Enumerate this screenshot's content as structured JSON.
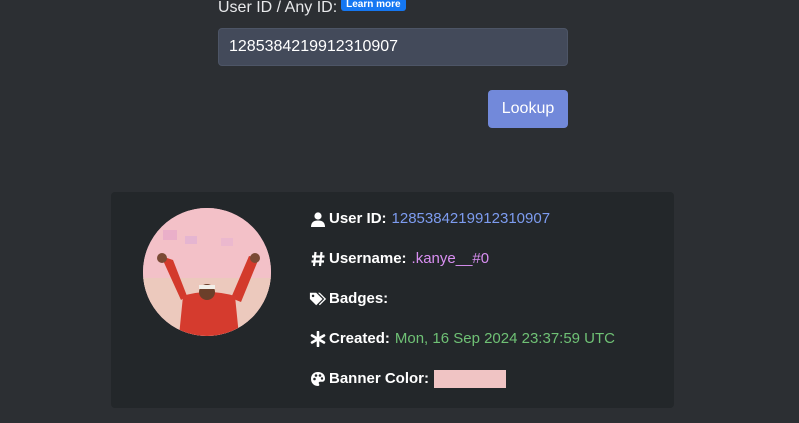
{
  "form": {
    "id_label": "User ID / Any ID:",
    "learn_more": "Learn more",
    "id_value": "1285384219912310907",
    "lookup_label": "Lookup"
  },
  "result": {
    "avatar_icon": "user-avatar-photo",
    "user_id_icon": "user-icon",
    "user_id_key": "User ID:",
    "user_id_value": "1285384219912310907",
    "username_icon": "hash-icon",
    "username_key": "Username:",
    "username_value": ".kanye__#0",
    "badges_icon": "tags-icon",
    "badges_key": "Badges:",
    "created_icon": "asterisk-icon",
    "created_key": "Created:",
    "created_value": "Mon, 16 Sep 2024 23:37:59 UTC",
    "banner_icon": "palette-icon",
    "banner_key": "Banner Color:",
    "banner_color": "#f0c4c4"
  },
  "colors": {
    "background": "#2c2f33",
    "card": "#23272a",
    "button": "#7289da",
    "badge": "#1577f2",
    "id_value": "#7d9cf0",
    "username_value": "#d98ff2",
    "created_value": "#6fc175"
  }
}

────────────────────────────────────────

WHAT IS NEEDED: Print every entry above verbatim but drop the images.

ANSWER BELOW:
Enumerate this screenshot's content as structured JSON.
{
  "form": {
    "id_label": "User ID / Any ID:",
    "learn_more": "Learn more",
    "id_value": "1285384219912310907",
    "lookup_label": "Lookup"
  },
  "result": {
    "avatar_icon": "user-avatar-photo",
    "user_id_icon": "user-icon",
    "user_id_key": "User ID:",
    "user_id_value": "1285384219912310907",
    "username_icon": "hash-icon",
    "username_key": "Username:",
    "username_value": ".kanye__#0",
    "badges_icon": "tags-icon",
    "badges_key": "Badges:",
    "created_icon": "asterisk-icon",
    "created_key": "Created:",
    "created_value": "Mon, 16 Sep 2024 23:37:59 UTC",
    "banner_icon": "palette-icon",
    "banner_key": "Banner Color:",
    "banner_color": "#f0c4c4"
  },
  "colors": {
    "background": "#2c2f33",
    "card": "#23272a",
    "button": "#7289da",
    "badge": "#1577f2",
    "id_value": "#7d9cf0",
    "username_value": "#d98ff2",
    "created_value": "#6fc175"
  }
}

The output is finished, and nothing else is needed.